Task item: Write the data below out again, with each line matching the original.
*** Begin section ***
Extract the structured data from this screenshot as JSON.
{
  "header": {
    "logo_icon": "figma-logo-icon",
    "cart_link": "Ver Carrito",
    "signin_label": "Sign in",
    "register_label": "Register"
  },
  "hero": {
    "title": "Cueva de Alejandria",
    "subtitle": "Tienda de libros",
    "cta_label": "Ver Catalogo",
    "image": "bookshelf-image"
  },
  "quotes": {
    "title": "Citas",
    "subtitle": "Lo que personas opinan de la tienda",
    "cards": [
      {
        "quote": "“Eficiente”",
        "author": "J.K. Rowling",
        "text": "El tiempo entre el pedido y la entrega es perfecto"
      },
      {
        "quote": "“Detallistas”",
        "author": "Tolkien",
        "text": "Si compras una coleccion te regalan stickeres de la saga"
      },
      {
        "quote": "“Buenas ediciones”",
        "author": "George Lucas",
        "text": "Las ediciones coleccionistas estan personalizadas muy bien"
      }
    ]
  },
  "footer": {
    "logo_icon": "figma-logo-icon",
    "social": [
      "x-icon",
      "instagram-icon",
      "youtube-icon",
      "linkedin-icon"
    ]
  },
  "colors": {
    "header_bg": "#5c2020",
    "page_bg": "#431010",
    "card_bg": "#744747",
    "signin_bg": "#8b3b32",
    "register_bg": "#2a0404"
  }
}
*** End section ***
Exercise output:
Extract the structured data from this screenshot as JSON.
{
  "header": {
    "logo_icon": "figma-logo-icon",
    "cart_link": "Ver Carrito",
    "signin_label": "Sign in",
    "register_label": "Register"
  },
  "hero": {
    "title": "Cueva de Alejandria",
    "subtitle": "Tienda de libros",
    "cta_label": "Ver Catalogo",
    "image": "bookshelf-image"
  },
  "quotes": {
    "title": "Citas",
    "subtitle": "Lo que personas opinan de la tienda",
    "cards": [
      {
        "quote": "“Eficiente”",
        "author": "J.K. Rowling",
        "text": "El tiempo entre el pedido y la entrega es perfecto"
      },
      {
        "quote": "“Detallistas”",
        "author": "Tolkien",
        "text": "Si compras una coleccion te regalan stickeres de la saga"
      },
      {
        "quote": "“Buenas ediciones”",
        "author": "George Lucas",
        "text": "Las ediciones coleccionistas estan personalizadas muy bien"
      }
    ]
  },
  "footer": {
    "logo_icon": "figma-logo-icon",
    "social": [
      "x-icon",
      "instagram-icon",
      "youtube-icon",
      "linkedin-icon"
    ]
  },
  "colors": {
    "header_bg": "#5c2020",
    "page_bg": "#431010",
    "card_bg": "#744747",
    "signin_bg": "#8b3b32",
    "register_bg": "#2a0404"
  }
}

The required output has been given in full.